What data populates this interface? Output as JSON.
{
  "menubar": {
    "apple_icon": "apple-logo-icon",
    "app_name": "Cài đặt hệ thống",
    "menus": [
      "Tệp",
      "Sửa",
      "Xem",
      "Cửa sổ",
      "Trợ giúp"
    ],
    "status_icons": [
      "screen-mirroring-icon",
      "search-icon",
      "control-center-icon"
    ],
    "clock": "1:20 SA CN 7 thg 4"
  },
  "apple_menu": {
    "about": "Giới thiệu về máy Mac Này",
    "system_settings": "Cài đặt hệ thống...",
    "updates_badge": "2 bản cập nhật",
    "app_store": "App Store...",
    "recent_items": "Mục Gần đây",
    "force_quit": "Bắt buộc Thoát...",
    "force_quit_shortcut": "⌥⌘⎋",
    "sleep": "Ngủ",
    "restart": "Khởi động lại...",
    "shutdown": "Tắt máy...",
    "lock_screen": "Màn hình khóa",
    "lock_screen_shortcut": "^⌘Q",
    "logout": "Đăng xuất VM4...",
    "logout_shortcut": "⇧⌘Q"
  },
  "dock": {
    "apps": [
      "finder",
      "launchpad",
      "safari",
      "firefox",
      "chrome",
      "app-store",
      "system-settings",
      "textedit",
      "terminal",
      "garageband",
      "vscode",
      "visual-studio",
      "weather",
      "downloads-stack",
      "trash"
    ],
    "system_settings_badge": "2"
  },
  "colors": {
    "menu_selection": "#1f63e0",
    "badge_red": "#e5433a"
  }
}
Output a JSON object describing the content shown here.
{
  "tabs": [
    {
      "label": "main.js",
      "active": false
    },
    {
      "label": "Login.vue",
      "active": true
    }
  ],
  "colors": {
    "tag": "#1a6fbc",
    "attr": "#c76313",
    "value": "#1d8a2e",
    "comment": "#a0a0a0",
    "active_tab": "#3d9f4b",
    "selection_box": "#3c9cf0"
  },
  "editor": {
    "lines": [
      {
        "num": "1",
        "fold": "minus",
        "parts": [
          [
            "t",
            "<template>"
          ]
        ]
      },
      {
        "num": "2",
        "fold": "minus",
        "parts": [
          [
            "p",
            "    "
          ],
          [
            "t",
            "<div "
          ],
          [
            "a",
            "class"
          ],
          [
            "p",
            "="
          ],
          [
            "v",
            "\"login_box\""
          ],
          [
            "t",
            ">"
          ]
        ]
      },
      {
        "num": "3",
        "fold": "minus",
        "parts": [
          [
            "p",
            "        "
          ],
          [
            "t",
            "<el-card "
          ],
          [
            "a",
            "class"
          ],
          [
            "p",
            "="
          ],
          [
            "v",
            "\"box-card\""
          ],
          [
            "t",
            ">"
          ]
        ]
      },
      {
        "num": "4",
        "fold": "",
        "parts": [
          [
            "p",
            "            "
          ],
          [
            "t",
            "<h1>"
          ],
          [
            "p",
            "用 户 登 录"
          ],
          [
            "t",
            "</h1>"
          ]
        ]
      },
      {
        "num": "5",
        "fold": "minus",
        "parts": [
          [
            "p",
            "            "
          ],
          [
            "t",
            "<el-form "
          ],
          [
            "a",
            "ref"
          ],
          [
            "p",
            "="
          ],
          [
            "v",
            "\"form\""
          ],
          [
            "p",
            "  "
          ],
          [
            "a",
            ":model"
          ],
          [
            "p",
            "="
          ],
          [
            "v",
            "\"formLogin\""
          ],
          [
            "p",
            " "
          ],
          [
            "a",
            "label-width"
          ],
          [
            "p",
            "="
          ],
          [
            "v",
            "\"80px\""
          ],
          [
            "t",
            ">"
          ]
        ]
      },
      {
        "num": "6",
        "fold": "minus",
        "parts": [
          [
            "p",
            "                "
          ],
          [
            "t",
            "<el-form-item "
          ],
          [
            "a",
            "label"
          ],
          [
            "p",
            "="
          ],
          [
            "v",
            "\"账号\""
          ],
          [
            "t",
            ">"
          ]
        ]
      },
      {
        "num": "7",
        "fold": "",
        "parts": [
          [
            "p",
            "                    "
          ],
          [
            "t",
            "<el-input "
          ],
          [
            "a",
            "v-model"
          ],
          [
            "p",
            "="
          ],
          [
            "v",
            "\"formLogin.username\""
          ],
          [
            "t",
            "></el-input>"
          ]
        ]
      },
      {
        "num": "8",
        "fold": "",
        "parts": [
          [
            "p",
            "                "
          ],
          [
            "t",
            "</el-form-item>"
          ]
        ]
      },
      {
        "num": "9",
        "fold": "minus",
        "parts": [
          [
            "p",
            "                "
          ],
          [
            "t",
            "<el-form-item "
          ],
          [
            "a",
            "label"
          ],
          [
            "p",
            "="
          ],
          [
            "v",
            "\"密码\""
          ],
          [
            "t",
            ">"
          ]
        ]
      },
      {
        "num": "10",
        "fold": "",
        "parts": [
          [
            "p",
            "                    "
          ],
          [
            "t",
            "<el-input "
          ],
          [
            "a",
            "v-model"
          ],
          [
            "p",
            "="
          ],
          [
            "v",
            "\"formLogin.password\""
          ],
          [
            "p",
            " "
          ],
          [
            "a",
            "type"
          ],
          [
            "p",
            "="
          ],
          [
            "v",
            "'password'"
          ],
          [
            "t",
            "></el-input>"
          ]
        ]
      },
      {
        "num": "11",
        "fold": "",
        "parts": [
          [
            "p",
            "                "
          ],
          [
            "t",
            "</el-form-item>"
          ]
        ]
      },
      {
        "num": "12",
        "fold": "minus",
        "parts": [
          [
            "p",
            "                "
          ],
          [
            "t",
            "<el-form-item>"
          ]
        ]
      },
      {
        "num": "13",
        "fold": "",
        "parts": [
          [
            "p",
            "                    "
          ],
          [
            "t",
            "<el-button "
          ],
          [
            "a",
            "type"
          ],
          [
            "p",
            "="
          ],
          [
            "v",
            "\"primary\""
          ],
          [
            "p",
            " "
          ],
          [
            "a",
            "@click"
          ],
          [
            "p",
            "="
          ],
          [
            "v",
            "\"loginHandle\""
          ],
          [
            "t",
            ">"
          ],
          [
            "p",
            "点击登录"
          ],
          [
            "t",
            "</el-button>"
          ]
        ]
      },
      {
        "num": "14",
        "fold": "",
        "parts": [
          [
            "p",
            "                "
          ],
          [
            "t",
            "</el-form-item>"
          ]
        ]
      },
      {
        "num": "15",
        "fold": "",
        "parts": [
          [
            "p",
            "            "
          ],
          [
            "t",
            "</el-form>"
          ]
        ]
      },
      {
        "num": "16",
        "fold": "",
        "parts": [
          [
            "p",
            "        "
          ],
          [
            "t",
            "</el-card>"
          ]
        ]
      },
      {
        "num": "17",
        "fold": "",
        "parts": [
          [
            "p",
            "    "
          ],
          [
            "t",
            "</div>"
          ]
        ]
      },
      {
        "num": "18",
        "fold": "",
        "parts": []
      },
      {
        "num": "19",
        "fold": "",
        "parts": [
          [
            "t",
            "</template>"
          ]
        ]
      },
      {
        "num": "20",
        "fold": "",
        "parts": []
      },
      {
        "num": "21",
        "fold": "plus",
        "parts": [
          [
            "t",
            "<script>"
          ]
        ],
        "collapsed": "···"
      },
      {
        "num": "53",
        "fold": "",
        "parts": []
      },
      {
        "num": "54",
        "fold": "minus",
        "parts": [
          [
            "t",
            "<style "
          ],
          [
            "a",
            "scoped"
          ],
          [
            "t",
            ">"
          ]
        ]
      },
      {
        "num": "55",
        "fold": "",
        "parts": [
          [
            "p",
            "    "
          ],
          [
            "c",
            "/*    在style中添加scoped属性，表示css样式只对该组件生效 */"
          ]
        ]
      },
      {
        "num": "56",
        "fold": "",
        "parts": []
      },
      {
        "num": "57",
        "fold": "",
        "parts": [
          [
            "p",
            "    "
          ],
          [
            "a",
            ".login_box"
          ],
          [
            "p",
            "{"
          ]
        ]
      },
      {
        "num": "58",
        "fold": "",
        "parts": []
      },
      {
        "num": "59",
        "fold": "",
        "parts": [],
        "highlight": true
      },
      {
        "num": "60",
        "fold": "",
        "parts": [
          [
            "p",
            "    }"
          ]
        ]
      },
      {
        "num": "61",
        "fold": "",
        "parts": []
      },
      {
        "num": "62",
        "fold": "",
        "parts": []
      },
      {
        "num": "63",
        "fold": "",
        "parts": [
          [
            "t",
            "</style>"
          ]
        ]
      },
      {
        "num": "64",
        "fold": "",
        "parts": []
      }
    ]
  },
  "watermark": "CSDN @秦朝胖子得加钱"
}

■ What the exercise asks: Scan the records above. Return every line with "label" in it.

■ Written solution:
      "label": "main.js",
      "label": "Login.vue",
            "label-width"
            "label"
            "label"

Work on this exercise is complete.